To show what these processes may look like, I first want to introduce you to a concept that I saw fairly frequently as a Contracting Officer, namely “recompetes.”
At the end of a 5-year contract, all companies, including the incumbent with the completed contract, are given the opportunity to bid for the new contract.
For example, imagine that a military base is coming up on the end of its contract with the company that’s been managing the base’s IT services and telecommunications. The incumbent, or service provider for the past 5–10 years, is not guaranteed a renewed contract. They have to bid for the work along with everyone else.
This puts the incumbent at an unfair advantage. The solicitation released will provide a scope of work. However, this scope leaves out a lot of the actual requirements of the contractor. The incumbent has experience in the role. Therefore, it knows the full scope of work required and will likely price its bid with that in mind.
Problematically, this scope of work, and previous experience, is not the criteria on which the solicitation is judged. It is graded solely on the “statement of work.” Because of this, another company that meets the stated criteria will likely come in at a much lower price and win the bid, even if it is not the best contractor for the job. This often results in a contractor winning the contract that knows the scope of work is inadequate. The result? It’s typically multiple pricey modifications at a later date.
This all adds back into the cost “saved” prior to award. Consequentially, the best or most knowledgeable company is unlikely to actually win the job. In this environment, it is the best proposal that wins the work. Unfortunately, it’s not necessarily the companies that have the best technology or that best understand the requirements.
And this is a problem.
It’s a problem for taxpayer dollars.
It’s a problem for efficient processes.
And, particularly as it pertains to the Department of Defense, it’s a problem for national security.
Our solution around these processes is sole-source authority. This is possible to achieve through a variety of avenues, but perhaps the most familiar of these is the SBIR/STTR program.

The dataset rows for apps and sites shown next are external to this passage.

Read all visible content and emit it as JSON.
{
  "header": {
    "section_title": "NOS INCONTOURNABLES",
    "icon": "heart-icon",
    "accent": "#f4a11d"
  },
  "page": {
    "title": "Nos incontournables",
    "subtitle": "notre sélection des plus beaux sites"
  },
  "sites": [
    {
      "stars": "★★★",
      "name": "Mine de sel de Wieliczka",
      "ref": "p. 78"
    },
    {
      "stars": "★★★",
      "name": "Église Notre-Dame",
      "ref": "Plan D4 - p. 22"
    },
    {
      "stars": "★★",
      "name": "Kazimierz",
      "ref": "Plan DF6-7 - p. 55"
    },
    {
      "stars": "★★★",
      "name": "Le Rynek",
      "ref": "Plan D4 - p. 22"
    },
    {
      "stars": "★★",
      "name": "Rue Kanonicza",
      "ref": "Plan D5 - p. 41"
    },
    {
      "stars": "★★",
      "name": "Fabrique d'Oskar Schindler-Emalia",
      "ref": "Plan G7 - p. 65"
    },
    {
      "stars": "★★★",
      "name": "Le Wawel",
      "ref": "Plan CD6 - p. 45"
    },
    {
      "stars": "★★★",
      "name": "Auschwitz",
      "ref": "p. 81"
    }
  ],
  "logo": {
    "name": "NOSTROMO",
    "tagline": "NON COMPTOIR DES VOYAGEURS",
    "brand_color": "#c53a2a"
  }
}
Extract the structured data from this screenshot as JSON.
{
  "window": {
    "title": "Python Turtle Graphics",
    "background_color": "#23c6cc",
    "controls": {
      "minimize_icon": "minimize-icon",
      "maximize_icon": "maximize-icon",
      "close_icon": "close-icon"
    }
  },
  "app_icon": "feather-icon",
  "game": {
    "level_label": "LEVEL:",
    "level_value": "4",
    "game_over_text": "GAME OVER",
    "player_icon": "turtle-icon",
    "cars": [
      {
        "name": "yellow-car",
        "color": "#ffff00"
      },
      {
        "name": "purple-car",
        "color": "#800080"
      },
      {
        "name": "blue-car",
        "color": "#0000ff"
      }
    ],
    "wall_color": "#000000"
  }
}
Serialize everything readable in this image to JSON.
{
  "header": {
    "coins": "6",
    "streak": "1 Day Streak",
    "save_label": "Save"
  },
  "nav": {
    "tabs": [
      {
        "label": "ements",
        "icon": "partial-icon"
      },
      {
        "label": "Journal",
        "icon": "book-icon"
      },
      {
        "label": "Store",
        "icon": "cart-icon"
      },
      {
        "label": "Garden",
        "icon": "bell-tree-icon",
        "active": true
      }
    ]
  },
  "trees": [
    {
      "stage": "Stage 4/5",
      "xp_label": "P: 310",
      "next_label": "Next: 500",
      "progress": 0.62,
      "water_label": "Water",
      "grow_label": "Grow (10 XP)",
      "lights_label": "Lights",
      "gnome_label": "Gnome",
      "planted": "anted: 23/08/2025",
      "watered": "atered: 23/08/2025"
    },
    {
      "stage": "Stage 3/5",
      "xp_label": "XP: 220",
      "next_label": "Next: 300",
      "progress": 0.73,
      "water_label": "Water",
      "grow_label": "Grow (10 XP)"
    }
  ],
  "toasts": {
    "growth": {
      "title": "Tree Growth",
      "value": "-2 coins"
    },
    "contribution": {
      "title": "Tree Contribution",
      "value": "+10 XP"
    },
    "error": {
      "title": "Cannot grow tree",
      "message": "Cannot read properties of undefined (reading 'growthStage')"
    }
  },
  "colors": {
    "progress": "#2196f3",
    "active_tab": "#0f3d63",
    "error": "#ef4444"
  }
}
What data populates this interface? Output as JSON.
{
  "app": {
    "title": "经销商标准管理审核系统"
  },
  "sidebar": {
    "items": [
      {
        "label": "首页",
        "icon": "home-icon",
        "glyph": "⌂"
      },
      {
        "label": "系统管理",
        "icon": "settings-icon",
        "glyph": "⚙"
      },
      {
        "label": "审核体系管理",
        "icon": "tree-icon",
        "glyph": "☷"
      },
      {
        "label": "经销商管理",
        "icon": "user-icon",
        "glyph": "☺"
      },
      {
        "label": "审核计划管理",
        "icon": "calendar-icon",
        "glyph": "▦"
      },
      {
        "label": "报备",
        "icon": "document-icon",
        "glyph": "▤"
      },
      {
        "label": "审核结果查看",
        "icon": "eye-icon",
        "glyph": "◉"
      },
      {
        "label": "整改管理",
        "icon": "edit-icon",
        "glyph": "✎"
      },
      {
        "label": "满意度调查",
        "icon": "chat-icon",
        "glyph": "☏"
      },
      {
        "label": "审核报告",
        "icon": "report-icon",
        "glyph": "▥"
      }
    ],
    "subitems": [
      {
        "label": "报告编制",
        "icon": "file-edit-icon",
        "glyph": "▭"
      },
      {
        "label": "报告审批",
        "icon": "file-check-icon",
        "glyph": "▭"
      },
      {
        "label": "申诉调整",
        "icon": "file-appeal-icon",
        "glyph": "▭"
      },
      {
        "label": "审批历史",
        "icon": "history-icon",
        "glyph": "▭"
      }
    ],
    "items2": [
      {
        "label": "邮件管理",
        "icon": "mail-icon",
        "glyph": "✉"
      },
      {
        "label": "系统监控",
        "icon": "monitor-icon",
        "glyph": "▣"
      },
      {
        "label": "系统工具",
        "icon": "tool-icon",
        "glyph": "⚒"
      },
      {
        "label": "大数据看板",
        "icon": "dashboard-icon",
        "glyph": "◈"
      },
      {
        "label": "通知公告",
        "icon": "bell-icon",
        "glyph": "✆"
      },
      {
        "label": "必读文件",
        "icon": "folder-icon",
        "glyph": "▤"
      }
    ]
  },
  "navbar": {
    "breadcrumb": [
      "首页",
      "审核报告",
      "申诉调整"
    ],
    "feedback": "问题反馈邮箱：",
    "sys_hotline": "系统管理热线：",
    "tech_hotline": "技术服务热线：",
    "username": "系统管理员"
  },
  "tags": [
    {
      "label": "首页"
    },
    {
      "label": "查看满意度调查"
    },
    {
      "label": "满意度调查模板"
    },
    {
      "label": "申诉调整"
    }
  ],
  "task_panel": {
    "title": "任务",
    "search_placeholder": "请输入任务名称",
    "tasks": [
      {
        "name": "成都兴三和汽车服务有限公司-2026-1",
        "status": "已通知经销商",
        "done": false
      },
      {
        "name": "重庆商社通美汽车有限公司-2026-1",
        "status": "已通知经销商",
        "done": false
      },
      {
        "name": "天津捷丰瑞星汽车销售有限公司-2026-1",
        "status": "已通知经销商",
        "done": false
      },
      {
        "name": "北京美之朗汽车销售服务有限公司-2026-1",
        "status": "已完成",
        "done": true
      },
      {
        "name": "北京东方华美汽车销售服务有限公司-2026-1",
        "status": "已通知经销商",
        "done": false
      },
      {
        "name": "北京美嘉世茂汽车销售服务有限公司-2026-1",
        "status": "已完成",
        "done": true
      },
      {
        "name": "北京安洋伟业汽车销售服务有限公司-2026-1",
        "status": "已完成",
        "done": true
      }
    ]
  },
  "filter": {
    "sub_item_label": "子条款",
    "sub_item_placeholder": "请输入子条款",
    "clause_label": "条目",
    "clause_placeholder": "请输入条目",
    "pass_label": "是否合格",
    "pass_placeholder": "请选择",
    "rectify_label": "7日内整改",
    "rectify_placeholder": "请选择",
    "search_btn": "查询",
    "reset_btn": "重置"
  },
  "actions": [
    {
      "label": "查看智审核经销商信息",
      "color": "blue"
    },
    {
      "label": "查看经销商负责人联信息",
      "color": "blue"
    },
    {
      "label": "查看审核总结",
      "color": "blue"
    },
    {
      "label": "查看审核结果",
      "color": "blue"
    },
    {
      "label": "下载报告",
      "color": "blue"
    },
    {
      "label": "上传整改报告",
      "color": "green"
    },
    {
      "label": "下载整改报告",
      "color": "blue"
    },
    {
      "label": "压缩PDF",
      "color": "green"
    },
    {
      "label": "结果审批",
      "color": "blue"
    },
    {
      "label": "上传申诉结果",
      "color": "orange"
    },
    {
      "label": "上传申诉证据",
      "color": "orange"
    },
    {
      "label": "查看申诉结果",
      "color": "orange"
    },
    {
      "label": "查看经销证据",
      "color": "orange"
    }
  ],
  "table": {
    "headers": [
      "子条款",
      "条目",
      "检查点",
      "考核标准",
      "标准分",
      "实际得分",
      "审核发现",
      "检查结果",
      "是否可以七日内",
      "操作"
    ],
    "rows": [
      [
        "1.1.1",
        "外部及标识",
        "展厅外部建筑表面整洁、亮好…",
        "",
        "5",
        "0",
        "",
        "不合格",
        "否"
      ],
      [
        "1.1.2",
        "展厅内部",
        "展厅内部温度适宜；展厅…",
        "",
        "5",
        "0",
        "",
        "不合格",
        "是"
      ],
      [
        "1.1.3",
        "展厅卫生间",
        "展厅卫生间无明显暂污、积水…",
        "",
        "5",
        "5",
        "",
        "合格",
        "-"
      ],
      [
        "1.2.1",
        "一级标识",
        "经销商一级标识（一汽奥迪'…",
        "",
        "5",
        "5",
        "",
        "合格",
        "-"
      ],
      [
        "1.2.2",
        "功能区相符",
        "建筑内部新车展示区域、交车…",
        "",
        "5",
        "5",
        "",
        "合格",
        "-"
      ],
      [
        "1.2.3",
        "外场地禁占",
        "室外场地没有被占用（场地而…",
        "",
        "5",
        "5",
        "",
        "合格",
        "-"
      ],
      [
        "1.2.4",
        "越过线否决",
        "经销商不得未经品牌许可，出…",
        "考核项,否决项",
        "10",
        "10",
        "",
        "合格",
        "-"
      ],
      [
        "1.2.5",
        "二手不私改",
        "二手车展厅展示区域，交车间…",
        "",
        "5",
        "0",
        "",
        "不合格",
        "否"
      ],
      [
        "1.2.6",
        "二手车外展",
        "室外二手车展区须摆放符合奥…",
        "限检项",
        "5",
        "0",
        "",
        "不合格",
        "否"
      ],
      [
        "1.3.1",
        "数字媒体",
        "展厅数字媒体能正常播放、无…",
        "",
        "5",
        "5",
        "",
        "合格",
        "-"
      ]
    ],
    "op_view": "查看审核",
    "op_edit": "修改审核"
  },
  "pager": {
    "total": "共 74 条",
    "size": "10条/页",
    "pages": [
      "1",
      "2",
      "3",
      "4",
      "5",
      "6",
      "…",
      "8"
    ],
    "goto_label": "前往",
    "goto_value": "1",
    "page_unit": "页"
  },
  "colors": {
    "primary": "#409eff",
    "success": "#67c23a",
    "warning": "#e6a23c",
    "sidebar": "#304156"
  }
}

Sole-source is an opportunity to bypass the traditional process in which a contractor games the proposal process and later pumps up the contract price. Sole-source allows open dialogue so that the government customer can get educated on their problem and the different technology solutions from multiple vendors, which in turn provides a much more thorough and effective process.
At Long Capture, sole-source authority is our first step when helping a client break into federal because it paves the way to endless opportunity.
We believe that not only is this an essential step for commercial companies looking to break into federal but it can also play a role in shifting federal processes, to help ensure that the nation’s best technologies are the solutions getting to the warfighter.